How does that affect employee rights? There are several ways Florida employees and employers will be impacted once gay marriage starts happening in Florida, so start preparing now:

Family and Medical Leave: Because FMLA applies to leave for care of spouses, Florida employers will have to start granting leave for gay employees who are married. If you have a sick partner and are married, you may qualify for FMLA leave, assuming your employer is large enough and you've been there at least a year. Start gathering those forms and have them ready for your spouse's doctor to fill out so you can put in for leave once you're married if your partner is sick.

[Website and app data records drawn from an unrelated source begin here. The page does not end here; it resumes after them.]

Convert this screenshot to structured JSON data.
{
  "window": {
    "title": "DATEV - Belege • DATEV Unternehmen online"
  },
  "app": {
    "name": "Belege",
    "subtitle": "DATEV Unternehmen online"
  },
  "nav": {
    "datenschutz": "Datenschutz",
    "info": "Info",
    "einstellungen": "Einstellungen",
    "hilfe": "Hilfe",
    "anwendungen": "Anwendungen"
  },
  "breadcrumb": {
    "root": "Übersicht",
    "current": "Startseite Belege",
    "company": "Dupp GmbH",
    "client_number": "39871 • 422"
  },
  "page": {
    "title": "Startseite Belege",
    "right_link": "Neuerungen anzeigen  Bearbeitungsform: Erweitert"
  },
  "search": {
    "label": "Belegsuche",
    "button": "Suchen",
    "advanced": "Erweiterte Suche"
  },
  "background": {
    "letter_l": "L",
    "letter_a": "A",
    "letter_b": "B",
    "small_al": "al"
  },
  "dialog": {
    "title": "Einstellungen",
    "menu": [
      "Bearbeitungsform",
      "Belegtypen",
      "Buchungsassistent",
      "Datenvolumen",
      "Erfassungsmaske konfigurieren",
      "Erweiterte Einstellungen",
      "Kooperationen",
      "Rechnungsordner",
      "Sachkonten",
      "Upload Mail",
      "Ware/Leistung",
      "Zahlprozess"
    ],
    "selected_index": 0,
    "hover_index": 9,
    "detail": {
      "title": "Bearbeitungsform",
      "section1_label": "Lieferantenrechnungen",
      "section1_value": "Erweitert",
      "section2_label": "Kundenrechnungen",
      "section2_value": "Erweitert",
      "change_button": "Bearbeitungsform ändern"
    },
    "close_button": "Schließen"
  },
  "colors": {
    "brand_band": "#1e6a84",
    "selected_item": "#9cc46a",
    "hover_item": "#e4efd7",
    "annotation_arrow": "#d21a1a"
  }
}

Pensions: Spousal benefits will have to be updated to include gay married couples. You will need to make sure you adjust any defined benefit plans if you want to include your new spouse.

Benefits: Health and life insurance will have to be updated to include spouses of gay employees. If your new spouse needs coverage, you need to contact HR to get them on the plan ASAP.

Marital status discrimination: While it still isn't illegal in Florida to discriminate based on sexual orientation, except in some counties and cities, it will be illegal to discriminate against employees just because you don't believe in gay marriage or don't like that they married a same-sex partner. If your employer starts treating you differently after your marriage, you may have a discrimination claim.

Tax filing status: Once you're married, you'll be able to update your tax filing status and employers will have to deal with updated W-4 forms with revised withholdings.

Confidentiality: If you have an agreement that says it can't be disclosed to anyone but your spouse, you may now disclose it to your married partner. This is one of the things I always have to caution unmarried couples, gay or straight about. You could be severely sanctioned if you tell a boyfriend/girlfriend/partner about, say, how much severance you got. All they have to do to mess you up is tell the employer they know what you got and all hell will break loose. Once you're married, you can probably tell and not be sanctioned for it.

Privilege: I absolutely hate having to exclude gay partners from attorney-client meetings, but it's necessary so there's no waiver of attorney-client privilege. Once you're married, your spouse can attend even attorney-client meetings with your permission.

Start planning now, because it's going to start happening very soon. Have your plan in place as to how you will protect your spouse before you say, "I do." And Florida employers, best have your management-side lawyer start updating your policies and forms to make sure you aren't caught flat-footed.